In fact, fre­quen­cy data sug­gest that wok­isme has tak­en the place of islamo-gauchisme as the new buzz­word. Both link crit­i­cal research to an assumed inter­est of out­side ene­mies to under­mine French democ­ra­cy and nation­al uni­ty. The use of islamo-gauchisme peaked in Octo­ber 2020 and Feb­ru­ary 2021, right after the two min­is­ters respon­si­ble for edu­ca­tion and research linked it to an assumed dan­ger from with­in acad­e­mia. Wok­isme was estab­lished at the same time, but used more and more fre­quent­ly after the imme­di­ate shock of the 2020 ter­ror series had worn off. Wok­isme seems to be made for qui­eter times. Nev­er­the­less, both terms do the work of lump­ing togeth­er crit­ics, activists, schol­ars and Mus­lims into a vague group of ene­mies of the majority.

The data­base includes 104 French media out­lets and press agen­cies accessed via the data­base Fac­ti­va on 22 Novem­ber 202

Arguably, this polit­i­cal devel­op­ment and its accep­tance by the major­i­ty goes hand in hand with the extreme right’s strug­gle for cul­tur­al hege­mo­ny. This bat­tle of ideas shapes the media dis­course, polar­izes the pub­lic and nor­mal­izes con­spir­a­cy myths. As a rep­re­sen­ta­tive sur­vey from Octo­ber 20th 2021 shows, 61% of the pop­u­la­tion agree with the state­ment that a “big replace­ment” is under­way in France. This con­spir­a­cy myth, first described by French alt-right pio­neer Renaud Camus, main­tains that the white, Chris­t­ian pop­u­la­tion in Europe is being out­num­bered by Sub-Saha­ran and Mus­lim immi­grants in a con­cert­ed attack sup­port­ed by a glob­al elite. The “big replace­ment” is one key ide­o­log­i­cal frame of the Nou­velle Droite. It sug­gests not only the neo-racist view of incom­pat­i­bil­i­ty of dif­fer­ent cul­tures but also the anti­se­mit­ic myth of a pow­er­ful glob­al elite pulling the strings in the back­ground and the threat of a vio­lent replace­ment of white pop­u­la­tion in the West.
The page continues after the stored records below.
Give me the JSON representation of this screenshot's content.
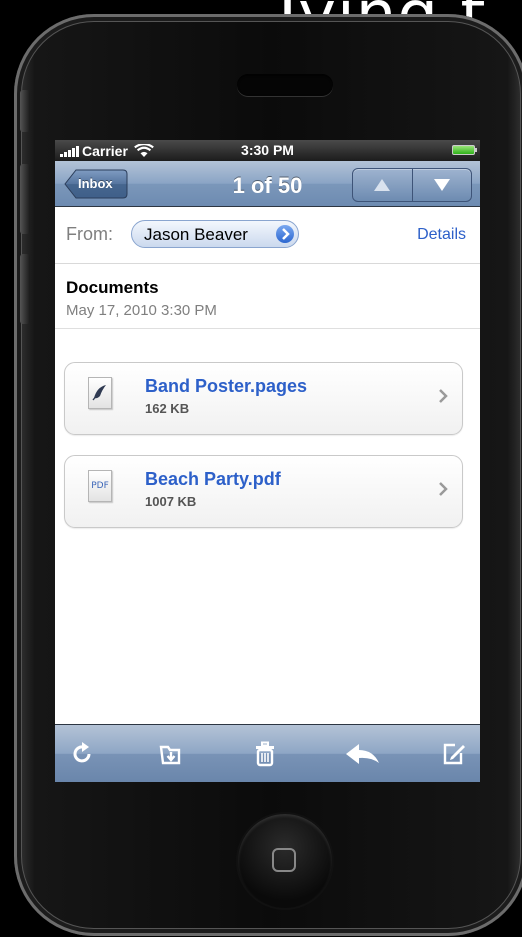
{
  "banner": {
    "text": "Tying t"
  },
  "status_bar": {
    "carrier": "Carrier",
    "time": "3:30 PM"
  },
  "nav": {
    "back_label": "Inbox",
    "title": "1 of 50",
    "up_icon": "triangle-up-icon",
    "down_icon": "triangle-down-icon"
  },
  "message": {
    "from_label": "From:",
    "sender": "Jason Beaver",
    "details_label": "Details",
    "subject": "Documents",
    "date": "May 17, 2010 3:30 PM"
  },
  "attachments": [
    {
      "name": "Band Poster.pages",
      "size": "162 KB",
      "icon": "pages-document-icon"
    },
    {
      "name": "Beach Party.pdf",
      "size": "1007 KB",
      "icon": "pdf-document-icon",
      "icon_text": "PDF"
    }
  ],
  "toolbar": {
    "items": [
      "refresh-icon",
      "move-to-folder-icon",
      "trash-icon",
      "reply-icon",
      "compose-icon"
    ]
  },
  "colors": {
    "nav_blue": "#7b97ba",
    "link_blue": "#2d60c9",
    "battery_green": "#2fb21a"
  }
}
In France, these con­spir­a­cy the­o­ries and pan­ics about white extinc­tion fall on fruit­ful ground. Decades of failed inte­gra­tion pol­i­tics, con­cen­tra­tion of Maghre­bi pop­u­la­tion in the ban­lieues and con­sol­i­dat­ed, often racial­ized, social inequal­i­ty have pre­pared a fer­tile soil for these per­ni­cious ideas. As Charles Tay­lor puts it “This is a prob­lem not just for inte­gra­tion, but for democ­ra­cy as such. When you get grow­ing inequal­i­ties, peo­ple at the low­er end check out of democ­ra­cy and become recruitable for par­ties offer­ing this utter­ly sim­plis­tic solu­tion”. In com­bi­na­tion with the main­stream­ing of extreme right ide­olo­gies such ideas have made neo-racist stances wide­ly accept­ed and make the elec­toral suc­cess of Le Pen’s Nation­al Ral­ly more and more likely.


Kılınç, Ramazan. 2019. Sec­u­lar­ism and Mus­lims in France. In Ramazan Kılınç (ed.), Alien Cit­i­zens, vol. 33, 61–84. Cam­bridge Uni­ver­si­ty Press. 

Mon­don, Aurelien.2015. The French sec­u­lar hypocrisy: the extreme right, the Repub­lic and the bat­tle for hege­mo­ny. In: Pat­terns of Prej­u­dice 49 (4), S. 392–413. DOI: 10.1080/0031322X.2015.1069063


Hagen Steinhauer

Hagen Steinhauer is a doctoral Researcher at the University of Bremen. In his PhD project he focuses on authoritarian and illiberal shifts in the French public discourse.